|The many new investors in the buy-to-rent market – and, more particularly, those investing in sectional title units – are from time to time concerned that their rights as landlords could be eroded by the more humane, democratic attitude of the courts that now prevails on property matters – particularly when those affected are previously disadvantaged people. |
Those concerns, says Paddy Herbert, Marketing Director of Cape Town-based Propell Levy Finance Solutions, have in the last year been allayed by court decisions, which have in most cases re-established the basic common-law principles of property ownership.
Propell’s in-house lawyer, Simone Sulcas, recapped on the events which have led to concern about these matters.
“In 2004 the Prevention of Illegal Evictions Act (the PIE Act) was passed. This established the principle that a person who had squatted for a time (usually at least six months) on land could not be summarily thrown off simply because this did not suit the landowner.
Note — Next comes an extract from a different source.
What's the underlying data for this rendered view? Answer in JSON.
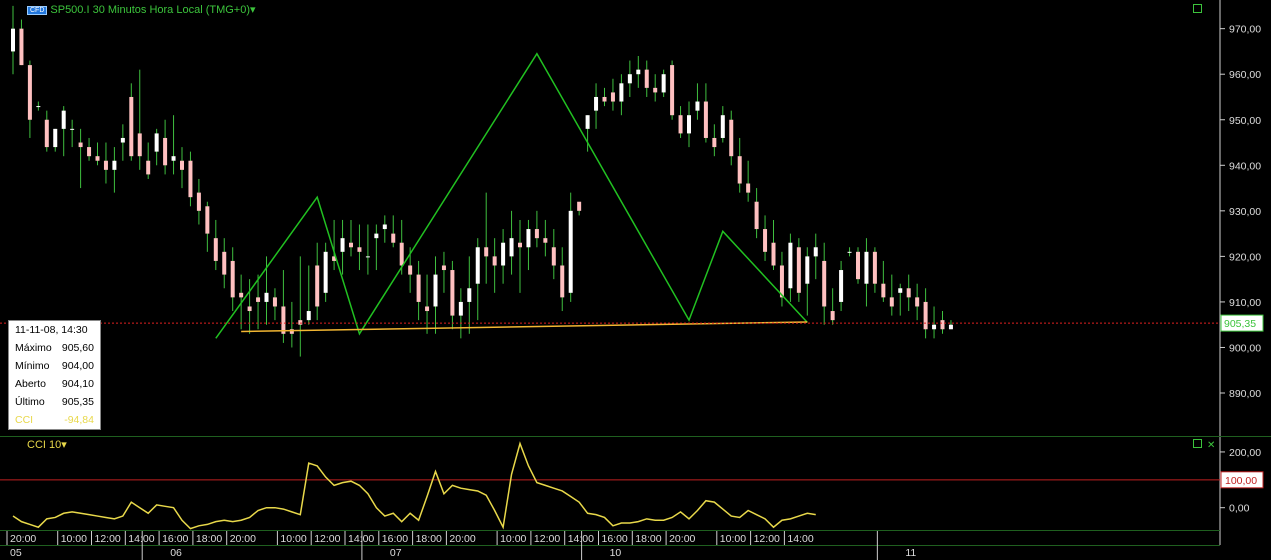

“The eviction application had now to go to the High Court which was given the right to decide if the occupation was “just and equitable”.
“If, for example, you had built a shack in one of Cape Town’s informal settlements along the N2, the chances are you would be entitled to stay on there.
“Then, however, in September last year an Appellate Division decision appeared to extend the new squatters’ rights to tenants or bondholders who had become ‘illegal occupants’ of their premises, i.e. tenants or bondholders who through non-payment of rent or of their bonds or who, through breaking the accepted rules of the complex in which they stayed, had had their leases or bonds cancelled by their landlords or the financial institutions.”
This, said Sulcas, had caused an outcry, especially from the banks who claimed, “justifiably in my opinion,” that their only means of securing their debt, i.e. by eviction, repossession and resale of the property, was now undermined.
“The general opinion of the legal profession throughout South Africa on the matter,” said Sulcas, “was that the common-law rulings which had traditionally been applied to property had now been overruled.
“This was a serious situation but the good news is that in the intervening period common sense appears to have prevailed and a series of court cases have ensured that landlords are not left powerless. Eviction is still legally possible. Furthermore, the bill is now before Parliament which will help rectify the situation and restore the status quo because it reaffirms the principle that defaulting tenants and bondholders do not qualify as “just and equitable squatters”.”
On the whole matter of property ownership, said Sulcas, another court case had been equally groundbreaking. This, she said, was the Japhta case in October 2004. This case established the principle that “attachments”, i.e. the taking over of assets or property for unpaid debts, could no longer be achieved simply by applying to the magistrate’s court for a “rubber stamp” attachment.
“The Japhta case was particularly important because it involved an appeal by the defendant to the Constitutional Court who evoked the constitutional principle that all people are entitled to a home. If, therefore, they already own a home, the eviction from it for relatively small unpaid debts should very definitely not be allowed.”
Herbert said that the change in the courts’ attitude was important because a balance had now been struck between the rights of owners, tenants and the constitutional obligations of the State.
“It looks very much,” he said, “as if we are moving into a new era in which, as in so many other South African legal matters, South Africa is now ahead of the rest of the world in its attitude to the rights of the poor without sacrificing the interests of private enterprise.”